My oldest son, Calum, and his songwriting partner, Eli, recently wrote a love song entitled The Highs of Hellos. It is a love song of sheer genius on more than one level (but, of course, as a shameless stage Dad, what would you expect me to say?). The opening lyrics paint a black-and-white Casablanca type scenario of longing for love but also of its elusive quality:
“She says hello, monotone,
staring over the glass of a cocktail an hour old.
She says there’s no need to explain,
But then a restroom break turned into a departing plane.
And that bar piano man, he started playing…”
My point is not to depress everyone with sad love songs. What I will say is that, when facing the unspeakable ache of leaving with beloved faces in the rear-view mirror, songs with uncertain endings often make for good travel companions. Elton John once wrote that sad songs say so much. For one who is sad, a truer statement cannot be found. But sadness isn’t always what songs and poetry say it is. There is a good, almost welcome sadness in the wake of friendships, forever sealed but never forgotten, that must endure parting.
Sadness gets a bad wrap in a culture hooked on the elusion of a happiness bought and sold. It has come under hard times since our hope for anything but pushes us to cloak it with…well, anything we can find. It is seen as the hooded marauder, seeking whom it may destroy rather than a potential friend if we could just sit with it long enough to say hello and get acquainted. The sadness of which I speak isn’t the dire hopelessness of unrequited love. Instead it is the bittersweet angst of a love, of necessity, left behind – at least physically.
The last time I wrote of this was upon my return from this year’s grad school January Residency. At that time I admitted to a certain lost-ness birthed of the realization that it was the last of three such residencies and potentially the penultimate meeting of our beloved “Conspirators.” This weekend marked the end of a three-year foray into the wilderness, both mysterious and hopeful, of a Master of Arts degree in Spiritual Formation and Leadership, now complete. As I’ve shared previously, these 18 other dear souls know far more about me than is either comfortable or reasonable given the rather edgy and dangerous personal territory into which we have frequently traveled.
This is the result of all our seeking. It is both reason and end of our doctrine. It is the direction our lives must take if the painstaking journey of vulnerability wed to authentic community life is to yield her ripest fruit of hope. Recognizing that most of the people I know and work with have perhaps never experienced community and awareness of the mutuality of love as I have enjoyed these brief three years creates a fire within me to be a catalyst for it in the community to which I now return.

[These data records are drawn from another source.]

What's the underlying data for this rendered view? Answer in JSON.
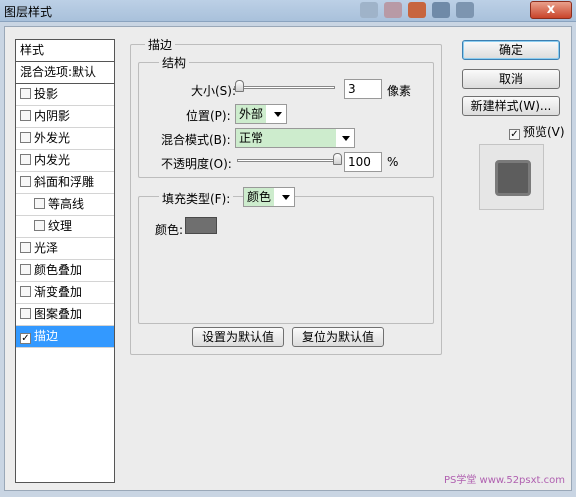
{
  "window": {
    "title": "图层样式",
    "close_label": "x"
  },
  "style_list": {
    "header": "样式",
    "blend_options": "混合选项:默认",
    "items": [
      {
        "label": "投影",
        "checked": false
      },
      {
        "label": "内阴影",
        "checked": false
      },
      {
        "label": "外发光",
        "checked": false
      },
      {
        "label": "内发光",
        "checked": false
      },
      {
        "label": "斜面和浮雕",
        "checked": false
      },
      {
        "label": "等高线",
        "checked": false
      },
      {
        "label": "纹理",
        "checked": false
      },
      {
        "label": "光泽",
        "checked": false
      },
      {
        "label": "颜色叠加",
        "checked": false
      },
      {
        "label": "渐变叠加",
        "checked": false
      },
      {
        "label": "图案叠加",
        "checked": false
      },
      {
        "label": "描边",
        "checked": true
      }
    ]
  },
  "stroke": {
    "group_title": "描边",
    "structure": {
      "title": "结构",
      "size_label": "大小(S):",
      "size_value": "3",
      "size_unit": "像素",
      "position_label": "位置(P):",
      "position_value": "外部",
      "blend_label": "混合模式(B):",
      "blend_value": "正常",
      "opacity_label": "不透明度(O):",
      "opacity_value": "100",
      "opacity_unit": "%"
    },
    "fill": {
      "type_label": "填充类型(F):",
      "type_value": "颜色",
      "color_label": "颜色:",
      "color": "#6f6f6f"
    },
    "set_default": "设置为默认值",
    "reset_default": "复位为默认值"
  },
  "buttons": {
    "ok": "确定",
    "cancel": "取消",
    "new_style": "新建样式(W)...",
    "preview_label": "预览(V)",
    "preview_checked": true
  },
  "watermark": "PS学堂 www.52psxt.com"
}
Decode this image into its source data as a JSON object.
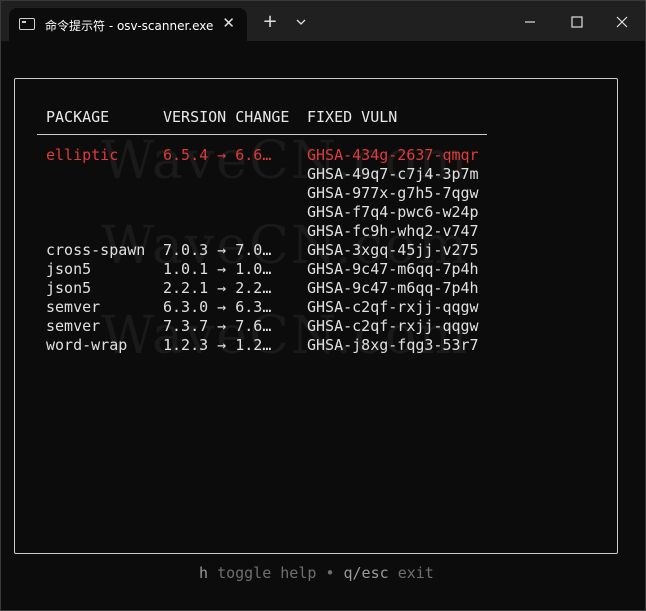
{
  "window": {
    "tab_title": "命令提示符 - osv-scanner.exe",
    "new_tab_glyph": "+",
    "tab_close_glyph": "✕"
  },
  "watermark": {
    "text": "WaveCN.com"
  },
  "table": {
    "headers": {
      "package": "PACKAGE",
      "version_change": "VERSION CHANGE",
      "fixed_vuln": "FIXED VULN"
    },
    "rows": [
      {
        "package": "elliptic",
        "version": "6.5.4 → 6.6…",
        "vuln": "GHSA-434g-2637-qmqr"
      },
      {
        "package": "",
        "version": "",
        "vuln": "GHSA-49q7-c7j4-3p7m"
      },
      {
        "package": "",
        "version": "",
        "vuln": "GHSA-977x-g7h5-7qgw"
      },
      {
        "package": "",
        "version": "",
        "vuln": "GHSA-f7q4-pwc6-w24p"
      },
      {
        "package": "",
        "version": "",
        "vuln": "GHSA-fc9h-whq2-v747"
      },
      {
        "package": "cross-spawn",
        "version": "7.0.3 → 7.0…",
        "vuln": "GHSA-3xgq-45jj-v275"
      },
      {
        "package": "json5",
        "version": "1.0.1 → 1.0…",
        "vuln": "GHSA-9c47-m6qq-7p4h"
      },
      {
        "package": "json5",
        "version": "2.2.1 → 2.2…",
        "vuln": "GHSA-9c47-m6qq-7p4h"
      },
      {
        "package": "semver",
        "version": "6.3.0 → 6.3…",
        "vuln": "GHSA-c2qf-rxjj-qqgw"
      },
      {
        "package": "semver",
        "version": "7.3.7 → 7.6…",
        "vuln": "GHSA-c2qf-rxjj-qqgw"
      },
      {
        "package": "word-wrap",
        "version": "1.2.3 → 1.2…",
        "vuln": "GHSA-j8xg-fqg3-53r7"
      }
    ]
  },
  "help": {
    "toggle_key": "h",
    "toggle_label": "toggle help",
    "separator": "•",
    "exit_key": "q/esc",
    "exit_label": "exit"
  },
  "colors": {
    "selected_row": "#e03a3a",
    "background": "#0c0c0c",
    "titlebar": "#202020"
  }
}
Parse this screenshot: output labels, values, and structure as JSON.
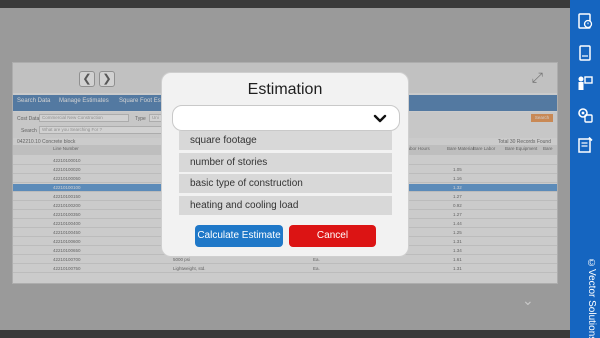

That and that alone is what turns the “highs of hellos” into the possibilities of learning to unleash goodbyes…
“Where did you go, my darling?
Where did you go, my old friend?
What she did not know,
Is that shot boy with his hands in his pockets,
You were all he ever wanted – somebody to hold,
Life’s just a series of goodbyes with the highs of hellos.”